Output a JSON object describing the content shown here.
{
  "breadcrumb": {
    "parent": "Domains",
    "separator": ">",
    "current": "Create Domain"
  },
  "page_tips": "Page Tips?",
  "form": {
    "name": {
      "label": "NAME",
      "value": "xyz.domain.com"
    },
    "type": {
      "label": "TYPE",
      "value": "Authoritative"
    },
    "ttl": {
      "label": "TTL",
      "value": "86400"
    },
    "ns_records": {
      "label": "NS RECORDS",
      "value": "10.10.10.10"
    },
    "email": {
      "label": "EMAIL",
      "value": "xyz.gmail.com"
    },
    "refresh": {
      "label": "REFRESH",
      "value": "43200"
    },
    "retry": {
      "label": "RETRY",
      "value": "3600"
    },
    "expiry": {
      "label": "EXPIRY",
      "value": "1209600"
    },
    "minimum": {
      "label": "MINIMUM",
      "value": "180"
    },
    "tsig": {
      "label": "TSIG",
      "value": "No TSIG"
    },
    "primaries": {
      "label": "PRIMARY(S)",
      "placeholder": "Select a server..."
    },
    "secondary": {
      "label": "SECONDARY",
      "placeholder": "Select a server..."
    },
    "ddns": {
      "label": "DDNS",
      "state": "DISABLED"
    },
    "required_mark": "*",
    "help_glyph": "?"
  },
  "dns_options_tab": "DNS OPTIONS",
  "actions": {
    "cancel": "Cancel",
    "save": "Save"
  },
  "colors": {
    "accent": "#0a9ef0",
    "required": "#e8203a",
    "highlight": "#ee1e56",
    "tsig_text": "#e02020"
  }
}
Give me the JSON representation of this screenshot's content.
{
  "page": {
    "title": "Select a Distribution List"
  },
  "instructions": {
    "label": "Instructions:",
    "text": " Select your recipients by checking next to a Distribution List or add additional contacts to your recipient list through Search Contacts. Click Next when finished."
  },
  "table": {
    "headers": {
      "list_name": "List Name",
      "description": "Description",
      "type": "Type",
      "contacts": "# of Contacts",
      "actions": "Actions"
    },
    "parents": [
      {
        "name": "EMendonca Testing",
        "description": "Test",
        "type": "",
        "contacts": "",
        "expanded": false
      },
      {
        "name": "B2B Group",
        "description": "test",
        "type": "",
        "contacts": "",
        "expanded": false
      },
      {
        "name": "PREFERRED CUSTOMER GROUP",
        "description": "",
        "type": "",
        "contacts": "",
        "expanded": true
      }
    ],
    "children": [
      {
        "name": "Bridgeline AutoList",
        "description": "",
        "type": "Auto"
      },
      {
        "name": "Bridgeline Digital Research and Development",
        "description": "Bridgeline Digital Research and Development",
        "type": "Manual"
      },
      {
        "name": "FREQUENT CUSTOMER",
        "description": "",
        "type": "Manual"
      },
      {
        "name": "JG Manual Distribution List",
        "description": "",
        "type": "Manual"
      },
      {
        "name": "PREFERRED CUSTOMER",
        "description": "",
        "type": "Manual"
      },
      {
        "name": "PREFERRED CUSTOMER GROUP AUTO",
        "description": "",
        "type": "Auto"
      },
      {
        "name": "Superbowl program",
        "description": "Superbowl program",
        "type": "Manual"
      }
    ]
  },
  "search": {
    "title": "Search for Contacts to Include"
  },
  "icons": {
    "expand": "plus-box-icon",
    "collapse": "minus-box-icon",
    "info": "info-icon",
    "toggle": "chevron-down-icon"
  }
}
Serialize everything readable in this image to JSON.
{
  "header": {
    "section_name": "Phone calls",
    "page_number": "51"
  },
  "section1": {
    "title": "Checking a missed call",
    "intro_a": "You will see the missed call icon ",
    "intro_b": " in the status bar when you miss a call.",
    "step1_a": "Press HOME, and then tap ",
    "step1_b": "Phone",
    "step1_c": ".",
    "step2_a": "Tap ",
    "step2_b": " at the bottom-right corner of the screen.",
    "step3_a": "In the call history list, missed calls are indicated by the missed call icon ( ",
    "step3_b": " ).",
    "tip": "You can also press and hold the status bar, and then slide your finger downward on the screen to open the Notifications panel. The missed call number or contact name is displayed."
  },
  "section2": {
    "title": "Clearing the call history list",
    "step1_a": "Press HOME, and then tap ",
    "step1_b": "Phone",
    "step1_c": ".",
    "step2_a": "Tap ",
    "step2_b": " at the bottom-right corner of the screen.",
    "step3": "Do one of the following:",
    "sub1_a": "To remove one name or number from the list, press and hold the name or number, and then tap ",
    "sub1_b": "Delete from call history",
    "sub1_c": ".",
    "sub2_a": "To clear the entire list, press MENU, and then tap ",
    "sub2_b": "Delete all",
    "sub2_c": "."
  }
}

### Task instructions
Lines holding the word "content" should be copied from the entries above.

### Response area
Output a JSON object describing the content shown here.
Give me the JSON representation of this screenshot's content.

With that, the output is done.